Posts Tagged ‘King Edward I’

Henry III’s Fine Rolls Blog Sunday 4 February to Saturday 10 February 1257

Tuesday, February 7th, 2012

This week’s blog needs to begin with a small correction. The blog for last week stated that Henry spent the whole of that week at Windsor. I was relying here on the Itinerary of Henry III, prepared by Theodore Craib of the Public Record Office,  as found in the later edition put together by English Heritage. I failed to notice  that the latter has a mistake and gives as Henry’s itinerary for February what is in fact his itinerary for March, leaving out February altogether.  As is actually clear from the fine rolls, during the week of 28 January-3 February, Henry left Windsor and returned to Westminster.

Henry spent the whole of the week  from 4 to 10 February at Westminster.  The fine rolls show his continuing efforts to build up his gold treasure to fund the campaign to place his second son on the throne of Sicily. In this week, there were thirteen  fines made in gold, of which eight  were connected with exemptions from knighthood. The most valuable fine was produced by an alliance planned between two noble houses. On Friday 9 February, Edmund de Lacy, heir to the earldom of Lincoln,  fined in ten marks of gold (the equivalent of 100 marks of silver) for permission to marry  Henry, his son and heir,  to the eldest daughter and heir of William Longespee.  As a  result of this marriage, Henry, who was to be a leading counsellor  of King Edward I,  ultimately  became  earl of Salisbury as well as earl of Lincoln.  It might be wondered why this marriage was not snapped up by one of Henry III’s foreign relations, who dominated the court in this week. On 4 February a royal charter was witnessed by three of the king’s Poitevin half brothers (Guy and Geoffrey de Lusignan and William de Valence), by the queen’s uncle, Peter of Savoy, by two other Savoyard ministers, and not a single English magnate. The answer was that Edmund de Lacy was already part of the Savoyard circle because his wife, through the brokerage of Peter of Savoy, was Alice, daughter of the marquis of Saluzzo in North Italy and his Savoyard bride. Edmund’s mother, moreover, Margaret de Lacy, countess of Lincoln, who had played a key part in negotiating Henry’s marriage to the Longespee heiress, was  close to Queen Eleanor, as Louise Wilkinson has shown in an article about her in Historical Research.
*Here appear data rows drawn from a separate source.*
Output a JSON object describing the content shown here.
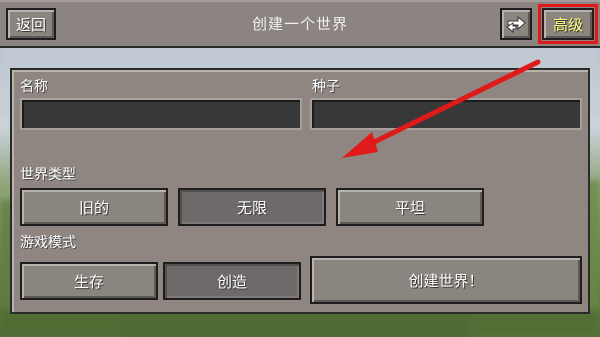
{
  "header": {
    "back_label": "返回",
    "title": "创建一个世界",
    "advanced_label": "高级",
    "swap_icon": "arrows-swap-icon"
  },
  "form": {
    "name_label": "名称",
    "name_value": "",
    "seed_label": "种子",
    "seed_value": "",
    "world_type_label": "世界类型",
    "world_types": [
      "旧的",
      "无限",
      "平坦"
    ],
    "selected_world_type": "无限",
    "game_mode_label": "游戏模式",
    "game_modes": [
      "生存",
      "创造"
    ],
    "selected_game_mode": "创造",
    "create_button_label": "创建世界！"
  },
  "colors": {
    "annotation": "#e01a1a",
    "panel": "#8f8682",
    "field": "#383838"
  }
}
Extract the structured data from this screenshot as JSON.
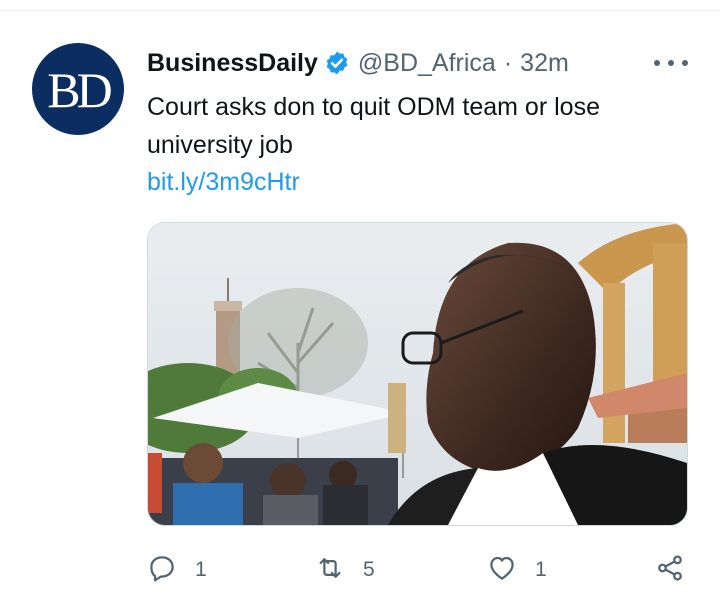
{
  "tweet": {
    "avatar_text": "BD",
    "display_name": "BusinessDaily",
    "handle": "@BD_Africa",
    "separator": "·",
    "time": "32m",
    "text": "Court asks don to quit ODM team or lose university job",
    "link": "bit.ly/3m9cHtr",
    "icons": [
      "verified-badge-icon",
      "more-options-icon",
      "reply-icon",
      "retweet-icon",
      "like-icon",
      "share-icon"
    ],
    "actions": {
      "replies": "1",
      "retweets": "5",
      "likes": "1"
    }
  },
  "colors": {
    "brand": "#0c2d62",
    "link": "#1d9bf0",
    "secondary_text": "#536471"
  }
}
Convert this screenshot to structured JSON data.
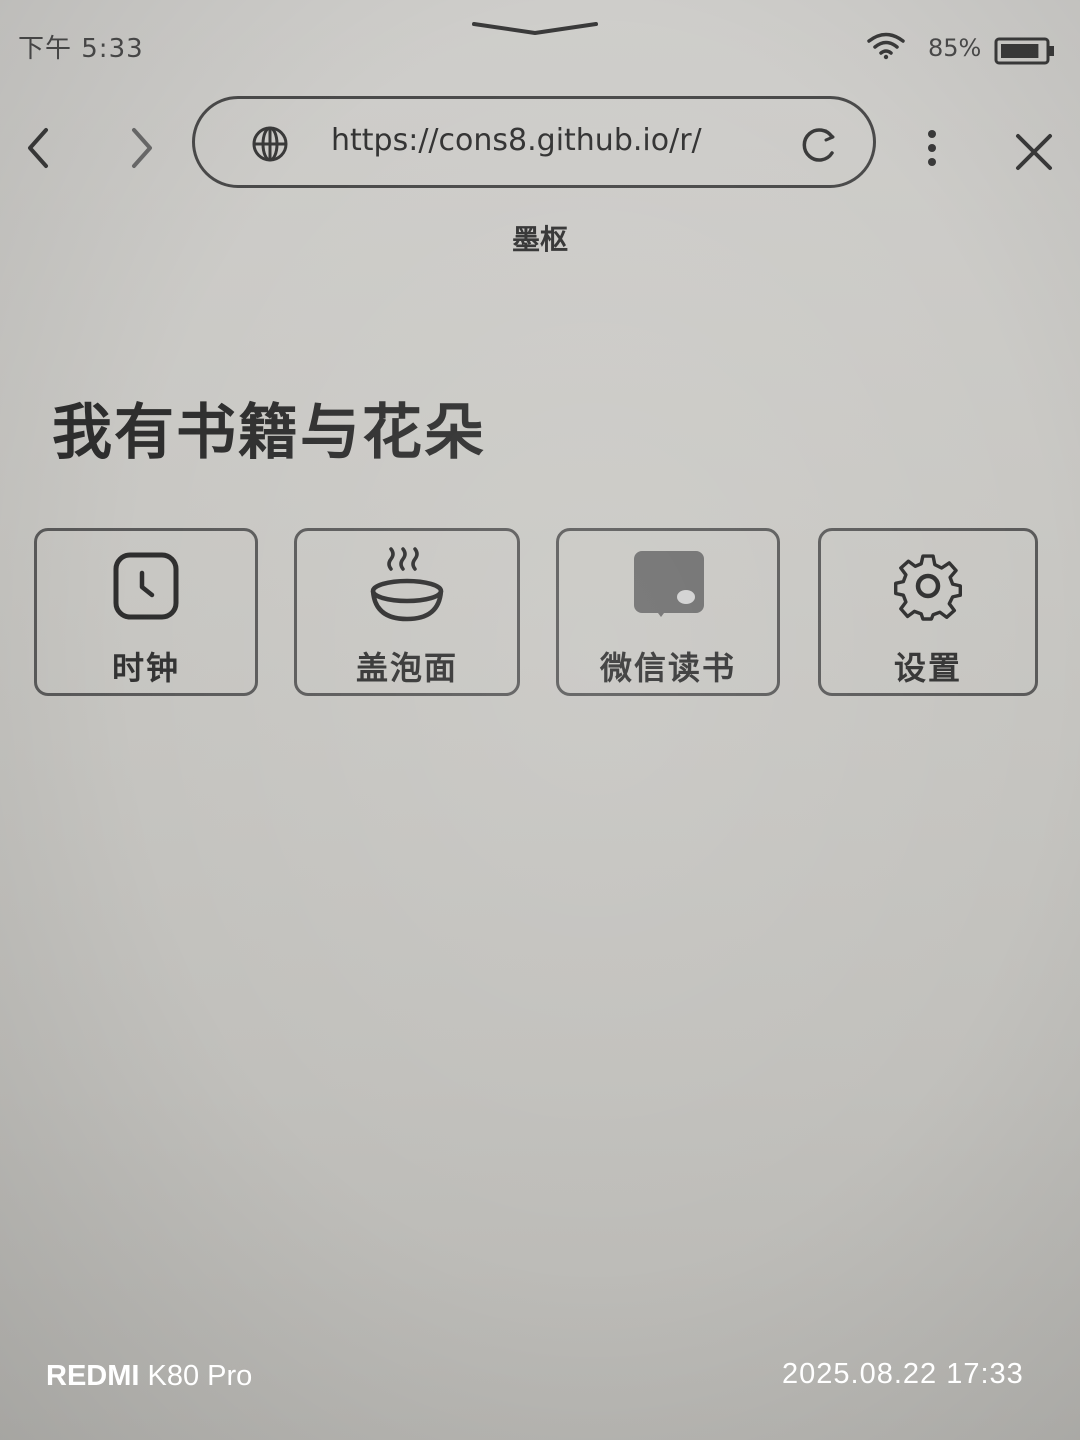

For the image of Edmund de Lacy’s fine, count up twenty-nine entries from the bottom of the membrane on the fine roll, and see no.416 in the calendar.

Saving hard for Sicily, and hoping to accompany his brother Richard to Germany for his coronation as king of the Romans, the last thing Henry  wanted was trouble in Wales.  Yet he could no longer ignore the insurgency of the ruler of Gwynedd, Llywelyn ap Gruffudd. On 10 February he issued letters of safe conduct to Llywelyn’s envoys to come and see Richard, who hoped (as Matthew Paris noted) to persuade the Welsh prince to keep quiet so as not to interfere with his departure from the kingdom. Some hope! Henry himself had done little since the start of the year to meet his growing problems. Next week’s blog will at last show him taking action.

Henry III’s Last Blog for 1261

Tuesday, January 3rd, 2012

Over the Christmas of 1261, did Henry III think back over his tumultuous, triumphant year? Triumphant because he had, for all practical purposes, broken the shackles fastened  in 1258 and recovered unfettered power. His conduct, however, appears un-heroic. He spent much of the year, sheltering, some might say cowering,  behind the walls of the Tower of London. On only three occasions had he dared to leave the capital. He had gone to Dover in May to secure the castle. Next month he had gone to Winchester to proclaim the papal bull quashing the oath to observe the  reforms of 1258. And then he had spent part of August and September at Windsor whither he summoned knights from the counties to attend his parliament. Meanwhile throughout England the authority of his sheriffs was being challenged by the insurgents. It is difficult to believe that either Henry’s father or his son would have behaved in this passive fashion. John and Edward would surely have toured the country bolstering the power of their local agents and punishing their opponents. Yet to all criticism, one answer is sufficient. Henry’s softly softly tactics had brought him victory. By not provoking the opposition, he had in the end disarmed it. The consequences of more abrasive tactics might well have been civil war. Henry’s personal preferences, as a ‘rex pacificus’, went hand in hand with political sense.